TASK DETAILS:
Please restate the data that follows, leaving every word in place.

===== EXTRACTED ENTRIES

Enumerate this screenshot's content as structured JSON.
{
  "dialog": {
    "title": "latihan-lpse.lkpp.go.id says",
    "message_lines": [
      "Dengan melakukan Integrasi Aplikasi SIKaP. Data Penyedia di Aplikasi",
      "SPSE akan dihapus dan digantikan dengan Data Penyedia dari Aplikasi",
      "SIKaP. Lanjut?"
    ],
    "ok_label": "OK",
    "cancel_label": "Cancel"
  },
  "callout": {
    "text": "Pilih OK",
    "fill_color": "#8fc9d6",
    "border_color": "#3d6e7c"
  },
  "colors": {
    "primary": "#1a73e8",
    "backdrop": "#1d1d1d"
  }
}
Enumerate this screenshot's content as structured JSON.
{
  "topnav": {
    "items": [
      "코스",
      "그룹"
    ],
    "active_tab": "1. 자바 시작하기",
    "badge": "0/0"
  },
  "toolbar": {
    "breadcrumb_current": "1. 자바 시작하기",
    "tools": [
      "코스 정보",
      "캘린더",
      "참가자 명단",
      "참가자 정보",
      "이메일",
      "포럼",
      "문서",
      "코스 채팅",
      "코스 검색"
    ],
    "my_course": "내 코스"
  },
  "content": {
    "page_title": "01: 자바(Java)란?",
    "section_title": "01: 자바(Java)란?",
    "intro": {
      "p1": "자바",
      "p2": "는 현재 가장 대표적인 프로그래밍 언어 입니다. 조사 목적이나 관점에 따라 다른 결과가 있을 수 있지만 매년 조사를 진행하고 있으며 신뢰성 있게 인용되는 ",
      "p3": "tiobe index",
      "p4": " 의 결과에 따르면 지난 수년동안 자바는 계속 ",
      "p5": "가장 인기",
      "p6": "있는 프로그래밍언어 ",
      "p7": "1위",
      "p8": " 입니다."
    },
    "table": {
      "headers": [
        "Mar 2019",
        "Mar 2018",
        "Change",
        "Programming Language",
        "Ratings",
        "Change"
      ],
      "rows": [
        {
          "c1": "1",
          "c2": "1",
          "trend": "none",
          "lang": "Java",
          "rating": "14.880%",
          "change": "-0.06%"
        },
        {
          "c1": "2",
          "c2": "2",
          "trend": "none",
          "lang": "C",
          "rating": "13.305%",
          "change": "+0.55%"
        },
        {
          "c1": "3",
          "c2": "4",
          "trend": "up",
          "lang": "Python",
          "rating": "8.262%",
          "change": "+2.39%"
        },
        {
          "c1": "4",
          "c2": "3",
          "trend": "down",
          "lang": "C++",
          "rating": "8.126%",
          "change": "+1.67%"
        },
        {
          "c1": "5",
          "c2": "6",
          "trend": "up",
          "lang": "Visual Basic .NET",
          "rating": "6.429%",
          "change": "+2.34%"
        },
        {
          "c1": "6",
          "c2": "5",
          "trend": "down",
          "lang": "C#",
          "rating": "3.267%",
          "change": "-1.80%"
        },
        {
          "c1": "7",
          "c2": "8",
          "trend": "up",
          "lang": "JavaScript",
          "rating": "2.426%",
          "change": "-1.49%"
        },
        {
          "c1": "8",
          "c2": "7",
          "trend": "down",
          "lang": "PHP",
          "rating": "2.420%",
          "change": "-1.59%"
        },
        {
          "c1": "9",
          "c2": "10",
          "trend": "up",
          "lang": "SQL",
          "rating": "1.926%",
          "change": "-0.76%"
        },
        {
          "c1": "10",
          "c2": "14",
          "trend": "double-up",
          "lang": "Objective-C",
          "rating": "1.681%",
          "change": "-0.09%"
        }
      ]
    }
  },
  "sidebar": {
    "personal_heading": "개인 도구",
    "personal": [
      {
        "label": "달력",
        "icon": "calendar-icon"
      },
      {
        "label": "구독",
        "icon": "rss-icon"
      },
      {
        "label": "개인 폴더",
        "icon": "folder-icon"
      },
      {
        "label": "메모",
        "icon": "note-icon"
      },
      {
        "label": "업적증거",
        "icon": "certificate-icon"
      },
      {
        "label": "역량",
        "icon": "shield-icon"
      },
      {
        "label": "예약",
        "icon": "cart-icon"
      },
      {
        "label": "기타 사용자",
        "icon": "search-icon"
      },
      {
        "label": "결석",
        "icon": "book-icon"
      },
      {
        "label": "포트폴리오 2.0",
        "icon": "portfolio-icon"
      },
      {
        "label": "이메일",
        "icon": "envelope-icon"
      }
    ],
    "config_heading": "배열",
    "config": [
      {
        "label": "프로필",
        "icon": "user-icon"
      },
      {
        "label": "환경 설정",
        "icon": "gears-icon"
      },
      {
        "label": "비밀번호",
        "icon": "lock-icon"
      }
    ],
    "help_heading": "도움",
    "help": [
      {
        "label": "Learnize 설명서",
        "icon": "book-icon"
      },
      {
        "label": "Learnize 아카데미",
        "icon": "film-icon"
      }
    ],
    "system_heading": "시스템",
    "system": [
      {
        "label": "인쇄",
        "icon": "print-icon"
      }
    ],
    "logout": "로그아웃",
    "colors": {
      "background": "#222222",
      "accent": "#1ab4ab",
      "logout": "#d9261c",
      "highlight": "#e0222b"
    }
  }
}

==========

WORKED SOLUTION:
Enumerate this screenshot's content as structured JSON.
{
  "dialog": {
    "title": "latihan-lpse.lkpp.go.id says",
    "message_lines": [
      "Dengan melakukan Integrasi Aplikasi SIKaP. Data Penyedia di Aplikasi",
      "SPSE akan dihapus dan digantikan dengan Data Penyedia dari Aplikasi",
      "SIKaP. Lanjut?"
    ],
    "ok_label": "OK",
    "cancel_label": "Cancel"
  },
  "callout": {
    "text": "Pilih OK",
    "fill_color": "#8fc9d6",
    "border_color": "#3d6e7c"
  },
  "colors": {
    "primary": "#1a73e8",
    "backdrop": "#1d1d1d"
  }
}
Enumerate this screenshot's content as structured JSON.
{
  "topnav": {
    "items": [
      "코스",
      "그룹"
    ],
    "active_tab": "1. 자바 시작하기",
    "badge": "0/0"
  },
  "toolbar": {
    "breadcrumb_current": "1. 자바 시작하기",
    "tools": [
      "코스 정보",
      "캘린더",
      "참가자 명단",
      "참가자 정보",
      "이메일",
      "포럼",
      "문서",
      "코스 채팅",
      "코스 검색"
    ],
    "my_course": "내 코스"
  },
  "content": {
    "page_title": "01: 자바(Java)란?",
    "section_title": "01: 자바(Java)란?",
    "intro": {
      "p1": "자바",
      "p2": "는 현재 가장 대표적인 프로그래밍 언어 입니다. 조사 목적이나 관점에 따라 다른 결과가 있을 수 있지만 매년 조사를 진행하고 있으며 신뢰성 있게 인용되는 ",
      "p3": "tiobe index",
      "p4": " 의 결과에 따르면 지난 수년동안 자바는 계속 ",
      "p5": "가장 인기",
      "p6": "있는 프로그래밍언어 ",
      "p7": "1위",
      "p8": " 입니다."
    },
    "table": {
      "headers": [
        "Mar 2019",
        "Mar 2018",
        "Change",
        "Programming Language",
        "Ratings",
        "Change"
      ],
      "rows": [
        {
          "c1": "1",
          "c2": "1",
          "trend": "none",
          "lang": "Java",
          "rating": "14.880%",
          "change": "-0.06%"
        },
        {
          "c1": "2",
          "c2": "2",
          "trend": "none",
          "lang": "C",
          "rating": "13.305%",
          "change": "+0.55%"
        },
        {
          "c1": "3",
          "c2": "4",
          "trend": "up",
          "lang": "Python",
          "rating": "8.262%",
          "change": "+2.39%"
        },
        {
          "c1": "4",
          "c2": "3",
          "trend": "down",
          "lang": "C++",
          "rating": "8.126%",
          "change": "+1.67%"
        },
        {
          "c1": "5",
          "c2": "6",
          "trend": "up",
          "lang": "Visual Basic .NET",
          "rating": "6.429%",
          "change": "+2.34%"
        },
        {
          "c1": "6",
          "c2": "5",
          "trend": "down",
          "lang": "C#",
          "rating": "3.267%",
          "change": "-1.80%"
        },
        {
          "c1": "7",
          "c2": "8",
          "trend": "up",
          "lang": "JavaScript",
          "rating": "2.426%",
          "change": "-1.49%"
        },
        {
          "c1": "8",
          "c2": "7",
          "trend": "down",
          "lang": "PHP",
          "rating": "2.420%",
          "change": "-1.59%"
        },
        {
          "c1": "9",
          "c2": "10",
          "trend": "up",
          "lang": "SQL",
          "rating": "1.926%",
          "change": "-0.76%"
        },
        {
          "c1": "10",
          "c2": "14",
          "trend": "double-up",
          "lang": "Objective-C",
          "rating": "1.681%",
          "change": "-0.09%"
        }
      ]
    }
  },
  "sidebar": {
    "personal_heading": "개인 도구",
    "personal": [
      {
        "label": "달력",
        "icon": "calendar-icon"
      },
      {
        "label": "구독",
        "icon": "rss-icon"
      },
      {
        "label": "개인 폴더",
        "icon": "folder-icon"
      },
      {
        "label": "메모",
        "icon": "note-icon"
      },
      {
        "label": "업적증거",
        "icon": "certificate-icon"
      },
      {
        "label": "역량",
        "icon": "shield-icon"
      },
      {
        "label": "예약",
        "icon": "cart-icon"
      },
      {
        "label": "기타 사용자",
        "icon": "search-icon"
      },
      {
        "label": "결석",
        "icon": "book-icon"
      },
      {
        "label": "포트폴리오 2.0",
        "icon": "portfolio-icon"
      },
      {
        "label": "이메일",
        "icon": "envelope-icon"
      }
    ],
    "config_heading": "배열",
    "config": [
      {
        "label": "프로필",
        "icon": "user-icon"
      },
      {
        "label": "환경 설정",
        "icon": "gears-icon"
      },
      {
        "label": "비밀번호",
        "icon": "lock-icon"
      }
    ],
    "help_heading": "도움",
    "help": [
      {
        "label": "Learnize 설명서",
        "icon": "book-icon"
      },
      {
        "label": "Learnize 아카데미",
        "icon": "film-icon"
      }
    ],
    "system_heading": "시스템",
    "system": [
      {
        "label": "인쇄",
        "icon": "print-icon"
      }
    ],
    "logout": "로그아웃",
    "colors": {
      "background": "#222222",
      "accent": "#1ab4ab",
      "logout": "#d9261c",
      "highlight": "#e0222b"
    }
  }
}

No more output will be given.